Describe the Roles and
Responsibilities of Speech-Language Pathologists practicing within Canada:

Speech-language pathologists can practice individually or as
a team by collaborating with other healthcare professionals who are also
involved with the client such as physicians, audiologists, nurses, educators,
dietitians, occupational therapists, physiotherapists, psychologists, child care
staff and social workers. The responsibilities of a speech-language pathologist
include assessing and managing educational and workplace environments, as well
as continuous communication with government officials, the community, other
speech-language pathologists, and third-party insurers regarding
benefits/pension plans. In addition, they are responsible for assessments of
individuals with communication impairments as well as determining if such
individuals have the capacity to fulfill their employment requirements and if
there are any accommodations that are needed to help them do so (1,3).

 

2.    
Describe the five Clinical Services
that fall within the scope of practice for Speech-Language Pathologists in
Canada:

Services provided by speech-language pathologists include screening
the client’s hearing, communication and/or swallowing in order to determine if a
complete assessment should be done. These screenings may then be followed-up by
referrals to SLPs, audiologists or other professionals for further evaluation.

Clinical services also include both formal and informal assessment of the
client’s communication and swallowing abilities, which often include evaluation,
diagnosis and counselling. They are also required to provide a form of intervention
for the communication and swallowing disorders they diagnose, such as promotion,
prevention, counselling, treatment, consultation, management, (re)habilitation
and education.

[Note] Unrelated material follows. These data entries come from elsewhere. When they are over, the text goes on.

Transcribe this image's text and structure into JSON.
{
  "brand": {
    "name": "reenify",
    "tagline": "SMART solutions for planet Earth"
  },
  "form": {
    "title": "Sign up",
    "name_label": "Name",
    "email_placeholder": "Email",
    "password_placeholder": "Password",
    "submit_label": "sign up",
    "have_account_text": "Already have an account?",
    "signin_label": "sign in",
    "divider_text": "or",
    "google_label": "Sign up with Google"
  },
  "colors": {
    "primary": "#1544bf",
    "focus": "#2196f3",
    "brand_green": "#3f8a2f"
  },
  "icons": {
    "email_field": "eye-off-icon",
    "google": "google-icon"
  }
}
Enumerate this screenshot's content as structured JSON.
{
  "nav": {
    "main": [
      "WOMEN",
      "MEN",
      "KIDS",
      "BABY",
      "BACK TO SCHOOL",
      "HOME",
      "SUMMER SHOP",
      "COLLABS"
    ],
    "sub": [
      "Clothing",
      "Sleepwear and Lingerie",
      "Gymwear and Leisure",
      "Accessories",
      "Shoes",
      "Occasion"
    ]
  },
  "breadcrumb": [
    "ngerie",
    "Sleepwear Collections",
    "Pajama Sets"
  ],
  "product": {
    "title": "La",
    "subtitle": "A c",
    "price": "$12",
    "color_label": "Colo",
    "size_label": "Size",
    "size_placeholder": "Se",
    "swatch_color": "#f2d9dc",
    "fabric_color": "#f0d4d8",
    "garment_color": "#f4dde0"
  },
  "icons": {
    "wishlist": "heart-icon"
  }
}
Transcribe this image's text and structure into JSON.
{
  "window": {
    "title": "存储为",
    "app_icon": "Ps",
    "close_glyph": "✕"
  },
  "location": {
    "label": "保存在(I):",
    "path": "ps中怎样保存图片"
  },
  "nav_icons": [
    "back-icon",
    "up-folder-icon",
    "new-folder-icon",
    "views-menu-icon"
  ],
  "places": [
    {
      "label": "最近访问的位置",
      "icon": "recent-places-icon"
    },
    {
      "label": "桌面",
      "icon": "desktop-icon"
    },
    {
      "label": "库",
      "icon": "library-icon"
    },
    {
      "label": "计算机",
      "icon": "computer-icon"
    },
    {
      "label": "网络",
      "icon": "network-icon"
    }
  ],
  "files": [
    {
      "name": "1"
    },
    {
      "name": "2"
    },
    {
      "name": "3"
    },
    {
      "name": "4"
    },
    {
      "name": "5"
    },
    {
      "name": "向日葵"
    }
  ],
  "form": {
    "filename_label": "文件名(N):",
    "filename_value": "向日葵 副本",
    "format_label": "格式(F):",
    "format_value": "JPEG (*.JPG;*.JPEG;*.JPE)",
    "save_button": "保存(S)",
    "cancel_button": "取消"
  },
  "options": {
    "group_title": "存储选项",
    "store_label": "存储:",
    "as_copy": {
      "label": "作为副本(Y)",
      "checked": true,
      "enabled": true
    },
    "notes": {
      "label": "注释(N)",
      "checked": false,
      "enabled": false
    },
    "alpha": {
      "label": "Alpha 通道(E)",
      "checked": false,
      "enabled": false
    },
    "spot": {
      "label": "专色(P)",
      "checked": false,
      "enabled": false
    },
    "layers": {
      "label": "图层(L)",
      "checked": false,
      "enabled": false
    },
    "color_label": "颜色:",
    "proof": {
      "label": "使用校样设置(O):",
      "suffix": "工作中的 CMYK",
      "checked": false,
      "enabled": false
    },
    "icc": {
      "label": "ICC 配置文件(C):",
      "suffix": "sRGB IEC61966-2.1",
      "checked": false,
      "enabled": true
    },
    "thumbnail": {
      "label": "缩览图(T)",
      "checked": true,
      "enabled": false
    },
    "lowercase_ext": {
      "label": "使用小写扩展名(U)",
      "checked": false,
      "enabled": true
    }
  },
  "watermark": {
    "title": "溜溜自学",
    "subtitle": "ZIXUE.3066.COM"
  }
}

Additionally, SPLs provide a measurement of a client’s outcomes
for the services provided as well as referrals to other professionals (2).

 

3.    
List at least ten Clinical Areas of
Service that fall within the scope of practice for Speech-Language Pathologists
in Canada (2):

·     
speech sound production

·     
resonance

·     
voice

·     
fluency

·     
pre-linguistic communication

·     
language comprehension and
expression

·     
pre-literacy and literacy skills

·     
cognitive communication

·     
social (pragmatic) communication

·     
feeding and swallowing

·     
alternative and augmentative
communication

·     
aural (re)habilitation

·     
accent modification

 

4. Describe the scope of practice
related to Prevention, Promotion, and Advocacy:

A speech-language pathologist’s scope of practice regarding
prevention involves counselling and educating clients and their families, caregivers,
other professionals as well as the general public concerning communication and
swallowing abilities. Speech-language pathologists are also required to promote
practices that enhance the development of optimal communication and swallowing
health. They are also encouraged to promote speech-language pathology as a
profession. The scope of practice relating to advocacy requires to SLP to
advocate for clients with communication and swallowing disorders as well as for
individuals who are at risk. In addition, they are expected to advocate for the
profession of speech-language pathology (3).